Trevor Hoffman's quest to reach 600 career saves has become somewhat of a hot topic in recent days in Milwaukee.
Hoffman, the all-time saves leader, has blown two save situations already for the Brewers (4-4) this season.
For Hoffman, the Brewers announced this spring that Miller Park would feature a saves countdown in left field on the scoreboard. Fans can see a large banner of Hoffman, followed by a tracking of Hoffman's historic milestone save by save.
Hoffman originally approved of the addition to the ballpark, thinking it would be a fitting countdown and addition to the already great fan atmosphere at Miller Park. However, he has been having second thoughts about the banner and countdown.
"I don't want to add any extra enthusiasm for the other side of the field," Hoffman said prior to the series finale against Colorado. "It's not a situation where anybody is trying to put it in anybody's face. But I guarantee you they're saying, 'Hey, let's not let him click over a number on us.'"
While Hoffman might be worried the opponents are getting extra motivation from the banner in left-center, he should be more concerned about his performance as of late.
Hoffman didn't blow his second save until mid June for the Brewers last season, one of his most consistent seasons as a major leaguer. He's given up three home runs this short season, more than the two he allowed during his 37-save campaign in 2009.
Is the pressure of the looming No. 600 getting to Hoffman? His location has been spotty this season, and for the Brewers to get Hoffman his 600th save, he'll need to step up the consistency with his fastball and locate his change-ups better.
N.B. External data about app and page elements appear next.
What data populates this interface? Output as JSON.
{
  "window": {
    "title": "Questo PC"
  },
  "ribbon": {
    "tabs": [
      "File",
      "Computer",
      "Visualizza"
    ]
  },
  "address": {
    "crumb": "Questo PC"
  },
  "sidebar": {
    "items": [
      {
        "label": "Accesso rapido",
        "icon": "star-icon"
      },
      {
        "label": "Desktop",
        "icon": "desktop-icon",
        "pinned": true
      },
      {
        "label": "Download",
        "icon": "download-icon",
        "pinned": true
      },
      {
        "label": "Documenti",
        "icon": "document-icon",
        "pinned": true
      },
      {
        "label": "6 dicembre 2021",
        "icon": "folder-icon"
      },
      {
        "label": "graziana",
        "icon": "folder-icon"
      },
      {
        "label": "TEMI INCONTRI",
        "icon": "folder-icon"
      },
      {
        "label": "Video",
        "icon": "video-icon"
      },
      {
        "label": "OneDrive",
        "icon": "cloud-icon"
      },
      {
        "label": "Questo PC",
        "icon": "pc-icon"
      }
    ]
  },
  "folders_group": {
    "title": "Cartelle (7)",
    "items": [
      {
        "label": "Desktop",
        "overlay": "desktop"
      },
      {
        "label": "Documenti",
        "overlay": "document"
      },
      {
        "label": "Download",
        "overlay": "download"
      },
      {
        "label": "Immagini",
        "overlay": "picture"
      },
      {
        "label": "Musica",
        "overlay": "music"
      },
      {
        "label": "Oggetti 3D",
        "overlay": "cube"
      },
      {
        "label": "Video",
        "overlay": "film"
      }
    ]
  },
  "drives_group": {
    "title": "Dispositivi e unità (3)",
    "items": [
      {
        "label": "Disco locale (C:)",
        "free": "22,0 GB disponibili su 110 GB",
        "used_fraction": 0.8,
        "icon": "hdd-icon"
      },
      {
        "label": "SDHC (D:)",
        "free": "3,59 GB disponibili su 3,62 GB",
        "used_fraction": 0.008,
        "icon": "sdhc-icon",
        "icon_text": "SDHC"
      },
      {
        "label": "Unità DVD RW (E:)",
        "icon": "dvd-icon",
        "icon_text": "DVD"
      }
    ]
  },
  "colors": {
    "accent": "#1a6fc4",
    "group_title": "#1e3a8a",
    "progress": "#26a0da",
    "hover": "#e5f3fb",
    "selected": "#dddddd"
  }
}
Hoffman may be the all-time saves leader in MLB history, but for now, he's taking it one game at a time.
"In this role you can't look one save in front of you,'' Hoffman said. "They are not that easy to get. Nine saves away doesn't seem that large of a number, but it depends on so many things that you can't get caught overlooking today and preparing for tomorrow. There are no certainties.''
No certainties indeed, Mr. Hoffman—no certainties indeed.
Save No. 600 may be the elephant in the clubhouse for Hoffman, and as much as he'd like to say it doesn't have an effect on him, it simply has to. Barry Bonds, the career leader in home runs, said his charge to the top to pass Hank Aaron with No. 756 took longevity and skill. A little more than that, Barry, but for the sake of brevity, let's move on.
Is Hoffman really struggling because of a banner and countdown in left-center? Doubtful. Is Father Time catching up to him? More likely.
While a lot is made about a player's drop-off at age X, Hoffman and Bonds and numerous other greats have found a way to hold back the wrinkles of time and keep their skills on the diamond sharp. At this point, it's yet to be determined if Hoffman will return to Milwaukee for a third season as the Brewers' closer.
Hoffman's career crowning achievement will be No. 600, and subsequently each one after will further his mark in the MLB record books. It would be different if he were to pass someone's record, but reaching a milestone that a player may never reach again is quite the accomplishment in and of itself.